How far can local governments go in controlling the number of housing units that are devoted to rental housing? In the last five or six, years, the issue has kept coming up – and not only in college towns. The most recent instance was in not in a college town but in a developed suburb, West St. Paul.
As Minnesota commercial zoning lawyers, we know the importance of making sure property rights are protected in these cases.
In 2005, Winona, home to Winona State University, passed the first ordinance restricting the percentage of rental units on certain blocks. The figure was set at 30 percent on those blocks.
Northfield, the home city for St. Olaf and Carleton colleges, followed with a similar ordinance in 2007. Residents had complained of issues with excessive noise, inadequate parking and unsightly litter in areas of the city with large concentrations of rental housing. Northfield’s ordinance capped rentals at 20 percent per block.
Mankato, the site of Minnesota State University, was next. Its ordinance involved a 25 percent cap on rentals.
Now it’s West St. Paul. In September, the city council passed an ordinance limiting rentals properties to 10 percent on certain blocks. The ordinance is due to take effect on January 1.
But homeowners are starting to push back against these restrictive ordinances. In Winona, several homeowners are challenging the city’s 30 percent cap. They have filed suit, seeking an injunction against enforcement of the ordinance.
The Winona suit contains significant legal issues regarding property rights and the limits of local governments’ zoning authority.
City officials in cities that have passed rental caps argue that the goal of the caps isn’t to deter rentals. Rather, it is to distribute them more evenly across the city instead of clustered in only a few areas.
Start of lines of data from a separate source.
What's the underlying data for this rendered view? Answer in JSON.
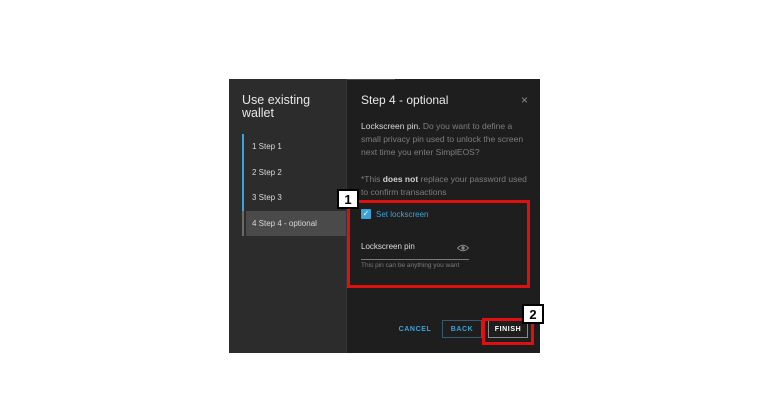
{
  "wizard": {
    "title": "Use existing wallet",
    "steps": [
      {
        "label": "1  Step 1"
      },
      {
        "label": "2  Step 2"
      },
      {
        "label": "3  Step 3"
      },
      {
        "label": "4  Step 4 - optional"
      }
    ]
  },
  "content": {
    "heading": "Step 4 - optional",
    "close_icon": "×",
    "desc_strong": "Lockscreen pin.",
    "desc_rest": " Do you want to define a small privacy pin used to unlock the screen next time you enter SimplEOS?",
    "note_prefix": "*This ",
    "note_bold": "does not",
    "note_suffix": " replace your password used to confirm transactions",
    "checkbox_label": "Set lockscreen",
    "checkbox_mark": "✓",
    "pin_label": "Lockscreen pin",
    "pin_hint": "This pin can be anything you want"
  },
  "footer": {
    "cancel_label": "CANCEL",
    "back_label": "BACK",
    "finish_label": "FINISH"
  },
  "annotations": {
    "badge1": "1",
    "badge2": "2"
  },
  "colors": {
    "accent": "#3aa3d9",
    "annotation": "#e01010"
  }
}
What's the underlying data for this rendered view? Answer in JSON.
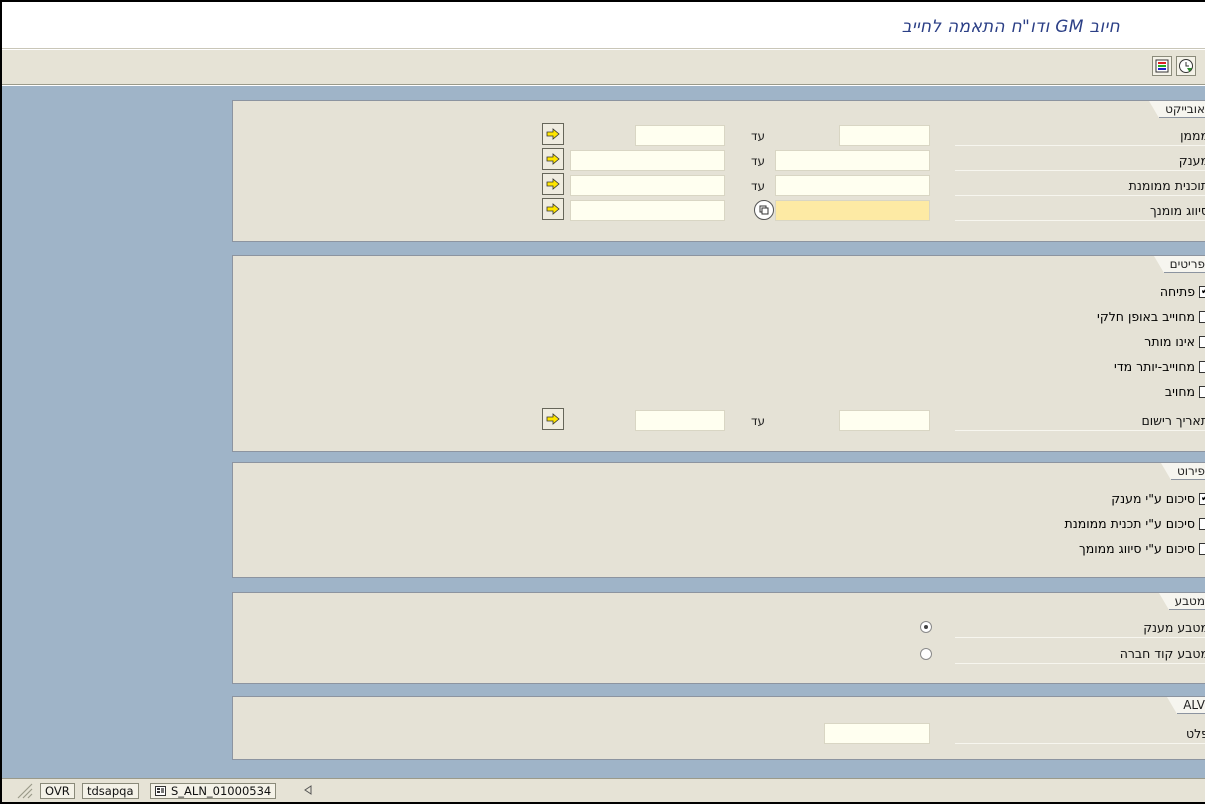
{
  "title": "חיוב GM ודו\"ח התאמה לחייב",
  "toolbar": {
    "icon1": "color-legend-icon",
    "icon2": "execute-clock-icon"
  },
  "sections": {
    "object": {
      "title": "אובייקט",
      "rows": [
        {
          "label": "מממן",
          "to": "עד"
        },
        {
          "label": "מענק",
          "to": "עד"
        },
        {
          "label": "תוכנית ממומנת",
          "to": "עד"
        },
        {
          "label": "סיווג מומנך"
        }
      ]
    },
    "items": {
      "title": "פריטים",
      "checks": [
        {
          "label": "פתיחה",
          "checked": true
        },
        {
          "label": "מחוייב באופן חלקי",
          "checked": false
        },
        {
          "label": "אינו מותר",
          "checked": false
        },
        {
          "label": "מחוייב-יותר מדי",
          "checked": false
        },
        {
          "label": "מחויב",
          "checked": false
        }
      ],
      "date_label": "תאריך רישום",
      "to": "עד"
    },
    "detail": {
      "title": "פירוט",
      "checks": [
        {
          "label": "סיכום ע\"י מענק",
          "checked": true
        },
        {
          "label": "סיכום ע\"י תכנית ממומנת",
          "checked": false
        },
        {
          "label": "סיכום ע\"י סיווג ממומך",
          "checked": false
        }
      ]
    },
    "currency": {
      "title": "מטבע",
      "radios": [
        {
          "label": "מטבע מענק",
          "selected": true
        },
        {
          "label": "מטבע קוד חברה",
          "selected": false
        }
      ]
    },
    "alv": {
      "title": "ALV",
      "layout_label": "פלט"
    }
  },
  "status": {
    "mode": "OVR",
    "server": "tdsapqa",
    "session": "S_ALN_01000534"
  }
}
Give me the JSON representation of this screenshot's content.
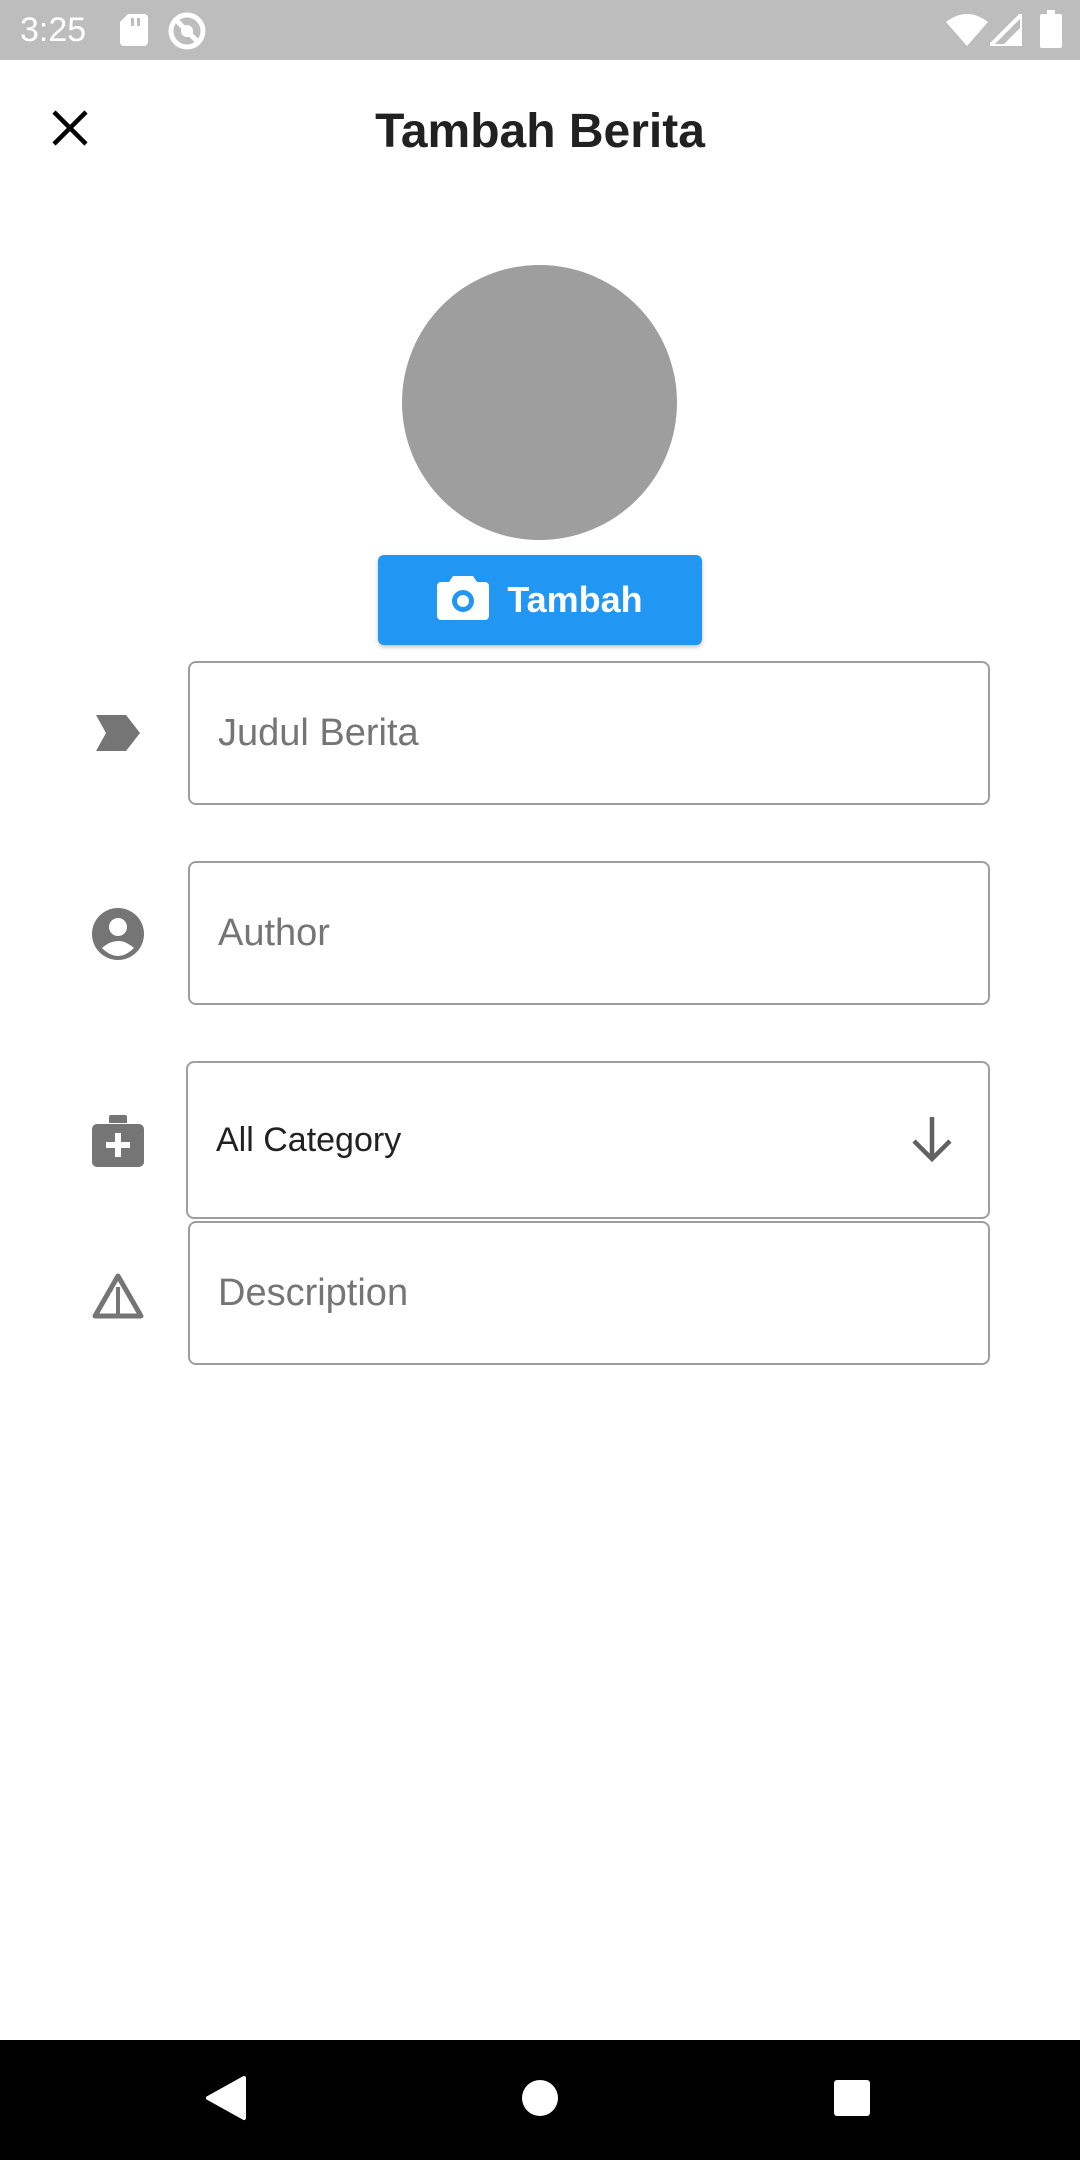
{
  "status_bar": {
    "time": "3:25",
    "icons": [
      "sd-card-icon",
      "sync-disabled-icon",
      "wifi-icon",
      "signal-icon",
      "battery-icon"
    ]
  },
  "app_bar": {
    "title": "Tambah Berita",
    "close_icon": "close-icon"
  },
  "photo": {
    "add_button_label": "Tambah",
    "button_icon": "camera-icon",
    "avatar_color": "#9e9e9e",
    "button_color": "#2196f3"
  },
  "form": {
    "title_field": {
      "icon": "label-icon",
      "placeholder": "Judul Berita",
      "value": ""
    },
    "author_field": {
      "icon": "account-circle-icon",
      "placeholder": "Author",
      "value": ""
    },
    "category_dropdown": {
      "icon": "medical-bag-icon",
      "selected": "All Category",
      "arrow_icon": "arrow-down-icon"
    },
    "description_field": {
      "icon": "warning-outline-icon",
      "placeholder": "Description",
      "value": ""
    }
  },
  "nav_bar": {
    "back_icon": "back-triangle-icon",
    "home_icon": "home-circle-icon",
    "recents_icon": "recents-square-icon"
  }
}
The legal issues, however, are far from resolved.
Source: “Suit vs. city: 30% rule musical chairs,” Winona Post, 10-26-11